I love watching bugs go about their little bug business, conducting their little commerce with their little pincers, negotiating their little deals with their little, fuzzy legs. So you can imagine my delight when I read this article from the Associated Press about burying beetles and the recent revelation in a new study that they cover their food in goo to repel competitors from trying to snatch a bite.

Scientists discovered that the glorious burying beetle will find a small, dead animal—something like a mouse or a bird—and then dig a hole and bury it. Before they cover their tracks, the beetles pluck the animal’s fur or feathers, then roll the critter into a tidy little ball before covering it in what AP calls “anal and oral secretions.” It’s early, so we’re gonna call that Beetle Goo.

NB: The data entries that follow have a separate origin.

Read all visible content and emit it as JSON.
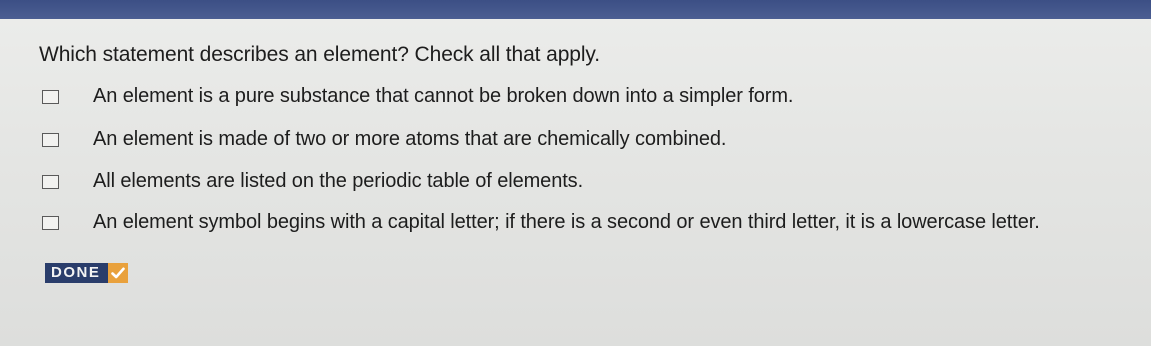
{
  "question": "Which statement describes an element? Check all that apply.",
  "options": [
    {
      "text": "An element is a pure substance that cannot be broken down into a simpler form.",
      "checked": false
    },
    {
      "text": "An element is made of two or more atoms that are chemically combined.",
      "checked": false
    },
    {
      "text": "All elements are listed on the periodic table of elements.",
      "checked": false
    },
    {
      "text": "An element symbol begins with a capital letter; if there is a second or even third letter, it is a lowercase letter.",
      "checked": false
    }
  ],
  "done_button": {
    "label": "DONE",
    "icon": "checkmark-icon"
  },
  "colors": {
    "header_bar": "#3c4f85",
    "done_background": "#2a3d6b",
    "done_check_background": "#e9a13c"
  }
}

For a while, scientists thought Beetle Goo existed solely to slow decay, allowing the beetles to preserve the dead animal for a spell and feed their offspring. But the AP reports that scientists now believe the goo “hides the scent of the decomposing bounty” while repelling competitors with a distinct odor.

The new research was published in The American Naturalist and led by researcher Stephen Trumbo, who studies animal behavior at the University of Connecticut. “[The secretion] helps them to hide their resource from others,” said Trumbo. “They try to keep everyone away.” It makes sense, since burying beetles have to compete with other critters (opossums, vultures, and other bugs) for the pleasure of feeding on dead animals. I guess we could all learn a thing or two from the tiny, crafty burying beetle. See for yourself: instead of writing your name on your yogurt in the office fridge, try covering it in your anal secretions. Survival of the fittest, right?